In 2017, Women for Change launched the “Behind Closed Doors” project, which set out to personalize domestic violence by setting up booths where people listened to real incidents of domestic violence. Those recordings — which included the sound of mother being struck while a child cried in the background — elicited a powerful emotional response.
Later that year, another national campaign launched to combat violence against women and children. In early November, the “Open Your Eyes” campaign was introduced to demand that the government galvanize its efforts and strengthen legal protections for women and children who are victims of violence and sexual assault. Though the government had adopted the Law to Combat Domestic Violence in 2016, the activists and demonstrators of Open Your Eyes are arguing that too many cases of abuse go unreported because of poor implementation of the law as well as societal resistance to acknowledge abuse as an issue.

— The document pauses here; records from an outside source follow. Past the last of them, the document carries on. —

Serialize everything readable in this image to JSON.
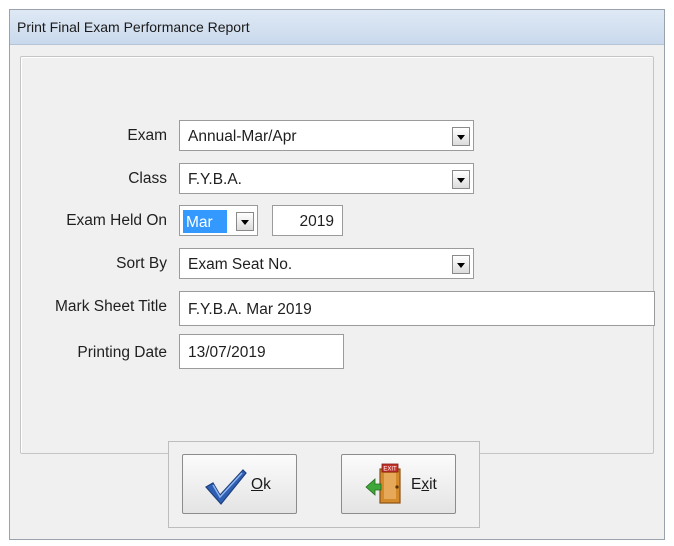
{
  "window": {
    "title": "Print Final Exam Performance Report"
  },
  "form": {
    "exam": {
      "label": "Exam",
      "value": "Annual-Mar/Apr"
    },
    "class": {
      "label": "Class",
      "value": "F.Y.B.A."
    },
    "exam_held_on": {
      "label": "Exam Held On",
      "month": "Mar",
      "year": "2019"
    },
    "sort_by": {
      "label": "Sort By",
      "value": "Exam Seat No."
    },
    "mark_sheet_title": {
      "label": "Mark Sheet Title",
      "value": "F.Y.B.A. Mar 2019"
    },
    "printing_date": {
      "label": "Printing Date",
      "value": "13/07/2019"
    }
  },
  "buttons": {
    "ok": {
      "mnemonic": "O",
      "rest": "k",
      "icon": "checkmark-icon"
    },
    "exit": {
      "prefix": "E",
      "mnemonic": "x",
      "rest": "it",
      "icon": "exit-door-icon",
      "sign_text": "EXIT"
    }
  },
  "colors": {
    "selection": "#3399ff",
    "check": "#2f5fb3",
    "door": "#d4892a",
    "arrow": "#3fa63a"
  }
}
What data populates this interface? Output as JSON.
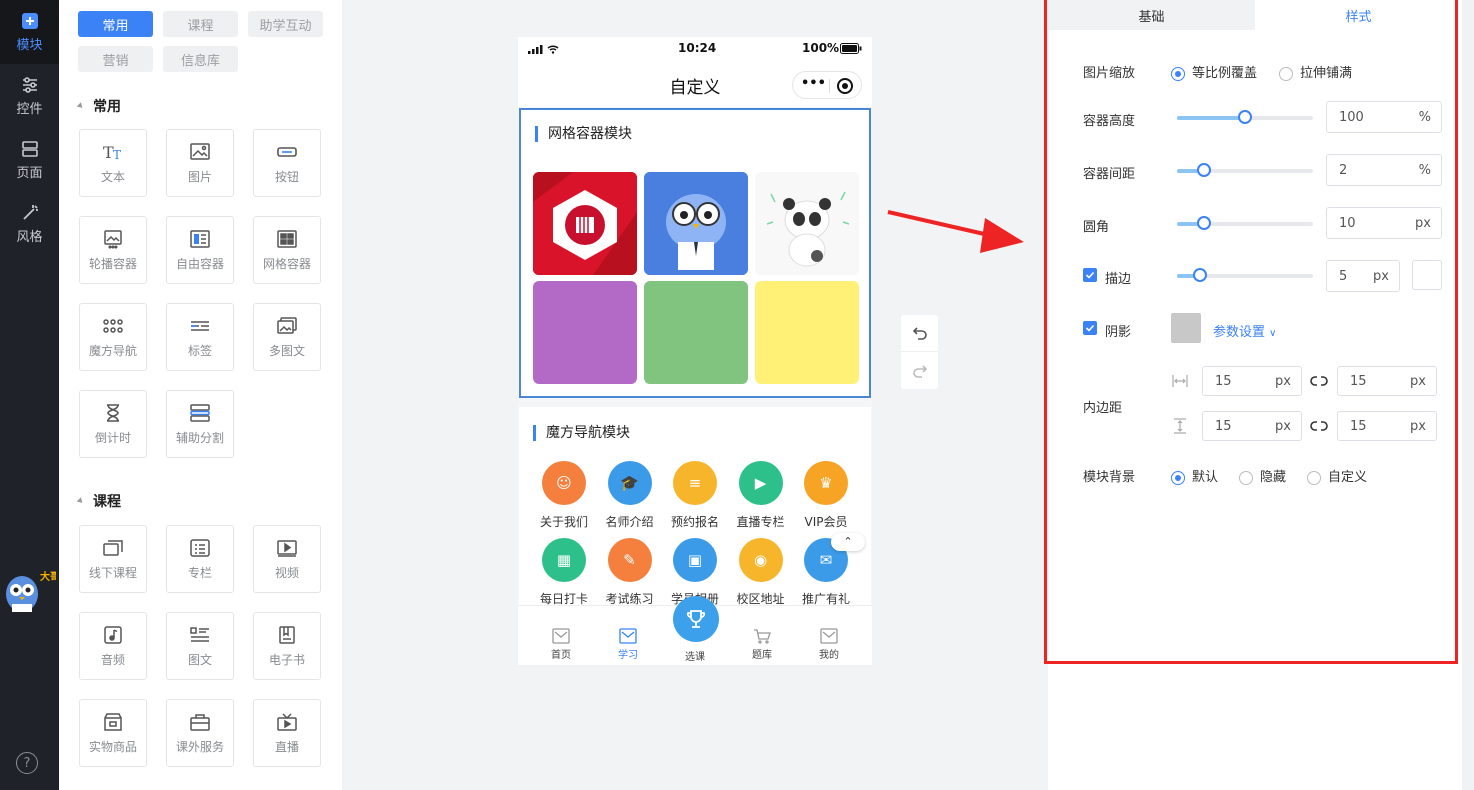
{
  "rail": {
    "items": [
      {
        "label": "模块",
        "icon": "plus-icon"
      },
      {
        "label": "控件",
        "icon": "sliders-icon"
      },
      {
        "label": "页面",
        "icon": "pages-icon"
      },
      {
        "label": "风格",
        "icon": "magic-wand-icon"
      }
    ],
    "mascot_text": "大哥大",
    "help": "?"
  },
  "palette": {
    "tabs": [
      {
        "label": "常用"
      },
      {
        "label": "课程"
      },
      {
        "label": "助学互动"
      },
      {
        "label": "营销"
      },
      {
        "label": "信息库"
      }
    ],
    "sections": [
      {
        "title": "常用",
        "items": [
          {
            "label": "文本",
            "icon": "text-icon"
          },
          {
            "label": "图片",
            "icon": "image-icon"
          },
          {
            "label": "按钮",
            "icon": "button-icon"
          },
          {
            "label": "轮播容器",
            "icon": "carousel-icon"
          },
          {
            "label": "自由容器",
            "icon": "free-container-icon"
          },
          {
            "label": "网格容器",
            "icon": "grid-container-icon"
          },
          {
            "label": "魔方导航",
            "icon": "cube-nav-icon"
          },
          {
            "label": "标签",
            "icon": "tag-icon"
          },
          {
            "label": "多图文",
            "icon": "multi-image-text-icon"
          },
          {
            "label": "倒计时",
            "icon": "hourglass-icon"
          },
          {
            "label": "辅助分割",
            "icon": "divider-icon"
          }
        ]
      },
      {
        "title": "课程",
        "items": [
          {
            "label": "线下课程",
            "icon": "offline-course-icon"
          },
          {
            "label": "专栏",
            "icon": "column-icon"
          },
          {
            "label": "视频",
            "icon": "video-icon"
          },
          {
            "label": "音频",
            "icon": "audio-icon"
          },
          {
            "label": "图文",
            "icon": "image-text-icon"
          },
          {
            "label": "电子书",
            "icon": "ebook-icon"
          },
          {
            "label": "实物商品",
            "icon": "product-icon"
          },
          {
            "label": "课外服务",
            "icon": "service-icon"
          },
          {
            "label": "直播",
            "icon": "live-icon"
          }
        ]
      }
    ]
  },
  "phone": {
    "status": {
      "time": "10:24",
      "battery": "100%"
    },
    "title": "自定义",
    "capsule_dots": "•••",
    "grid_module": {
      "title": "网格容器模块",
      "cells": [
        {
          "color": "#c8102e",
          "kind": "red-logo"
        },
        {
          "color": "#4a7fe0",
          "kind": "owl"
        },
        {
          "color": "#f7f7f7",
          "kind": "panda"
        },
        {
          "color": "#b369c6",
          "kind": "plain"
        },
        {
          "color": "#80c47f",
          "kind": "plain"
        },
        {
          "color": "#fff176",
          "kind": "plain"
        }
      ]
    },
    "cube_module": {
      "title": "魔方导航模块",
      "items": [
        {
          "label": "关于我们",
          "color": "#f5803e",
          "icon": "smile-icon"
        },
        {
          "label": "名师介绍",
          "color": "#3c9be8",
          "icon": "graduation-cap-icon"
        },
        {
          "label": "预约报名",
          "color": "#f7b52c",
          "icon": "database-icon"
        },
        {
          "label": "直播专栏",
          "color": "#2ec08b",
          "icon": "play-icon"
        },
        {
          "label": "VIP会员",
          "color": "#f7a323",
          "icon": "vip-icon"
        },
        {
          "label": "每日打卡",
          "color": "#2ec08b",
          "icon": "calendar-icon"
        },
        {
          "label": "考试练习",
          "color": "#f5803e",
          "icon": "pencil-icon"
        },
        {
          "label": "学员相册",
          "color": "#3c9be8",
          "icon": "album-icon"
        },
        {
          "label": "校区地址",
          "color": "#f7b52c",
          "icon": "location-icon"
        },
        {
          "label": "推广有礼",
          "color": "#3c9be8",
          "icon": "megaphone-icon"
        }
      ]
    },
    "tabbar": [
      {
        "label": "首页"
      },
      {
        "label": "学习",
        "active": true
      },
      {
        "label": "选课",
        "center": true
      },
      {
        "label": "题库"
      },
      {
        "label": "我的"
      }
    ]
  },
  "props": {
    "tabs": [
      {
        "label": "基础"
      },
      {
        "label": "样式"
      }
    ],
    "image_scale": {
      "label": "图片缩放",
      "options": [
        "等比例覆盖",
        "拉伸铺满"
      ],
      "selected": 0
    },
    "container_height": {
      "label": "容器高度",
      "value": "100",
      "unit": "%",
      "level": 0.5
    },
    "container_gap": {
      "label": "容器间距",
      "value": "2",
      "unit": "%",
      "level": 0.2
    },
    "radius": {
      "label": "圆角",
      "value": "10",
      "unit": "px",
      "level": 0.2
    },
    "stroke": {
      "label": "描边",
      "checked": true,
      "value": "5",
      "unit": "px",
      "level": 0.17
    },
    "shadow": {
      "label": "阴影",
      "checked": true,
      "swatch": "#c8c8c8",
      "link": "参数设置"
    },
    "padding": {
      "label": "内边距",
      "h1": "15",
      "h2": "15",
      "v1": "15",
      "v2": "15",
      "unit": "px"
    },
    "module_bg": {
      "label": "模块背景",
      "options": [
        "默认",
        "隐藏",
        "自定义"
      ],
      "selected": 0
    },
    "accent": "#3b82f6",
    "highlight": "#ee2323"
  }
}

Odonchimed cautions that addressing this issue is not simply about changing male behavior. It runs deeper than that. “This is a societal problem,” she says. “It’s a problem that affects everyone, men and women, and we as a society have to figure out how to fix it.”

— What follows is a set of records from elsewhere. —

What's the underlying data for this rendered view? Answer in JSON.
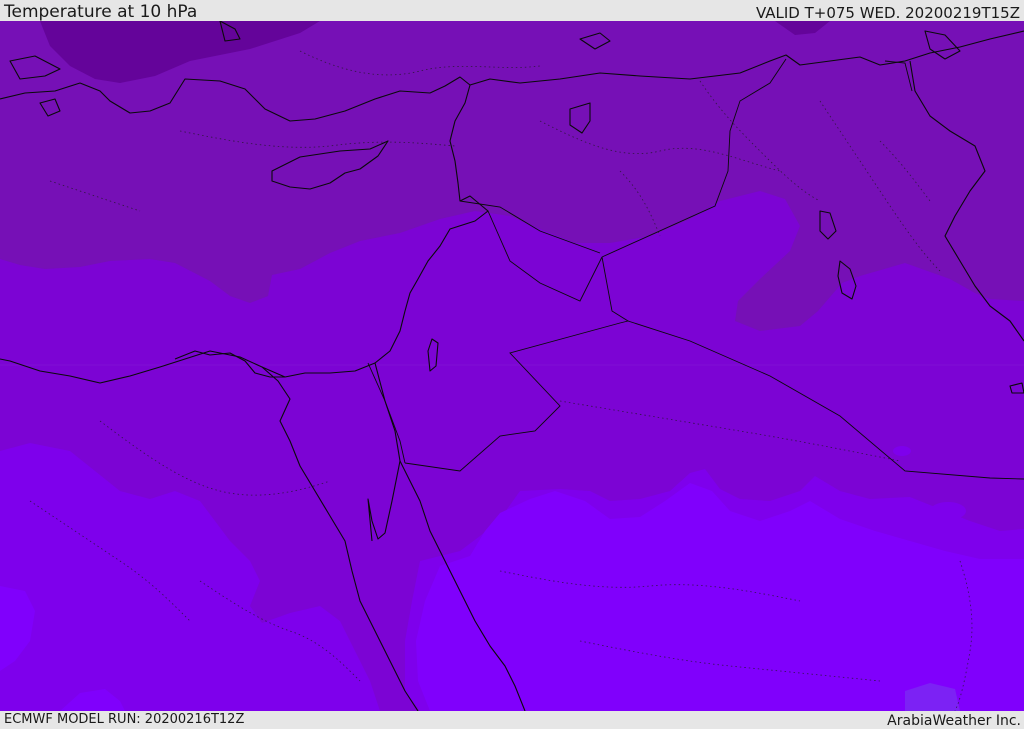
{
  "header": {
    "title": "Temperature at 10 hPa",
    "valid_time": "VALID T+075 WED. 20200219T15Z"
  },
  "footer": {
    "model_run": "ECMWF MODEL RUN: 20200216T12Z",
    "credit": "ArabiaWeather Inc."
  },
  "colors": {
    "band_coldest": "#64049a",
    "band_cold": "#7610b6",
    "band_mid": "#7c04d4",
    "band_warm": "#7e00ec",
    "band_warmest": "#8000fc",
    "patch_blue": "#7c22f4",
    "coastline": "#0a0a0a",
    "frame": "#e6e6e6"
  }
}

As they watch these movements take root in Mongolian society, both Odonchimed and Namsrai are becoming more hopeful about their own work. Through their LEAD Mongolia experience, too — which brought them together with other young, emerging leaders from all sectors to learn, network and work on projects together — they have become much better connected with the larger advocacy community.
“I am optimistic [after my LEAD experience] because I now know that if strong and passionate people come together, we can really do a lot,” Namsrai says. For her, this group signifies the promise of transformation throughout Mongolian society.
“Change is possible in Mongolia,” says Odonchimed. “When I look at other young people and I see how their attitudes are changing for the better, I am proud to be with them. I feel like change is coming.”
LEAD Mongolia is a World Learning program funded by the U.S. Agency for International Development (USAID), which is working with some of Mongolia’s best and brightest emerging democracy advocates. LEAD Fellows represent all different sectors of society, but they have a common ambition to spur positive change on the issues they care about most.
Written by LEAD Mongolia Project Director Adam LeClair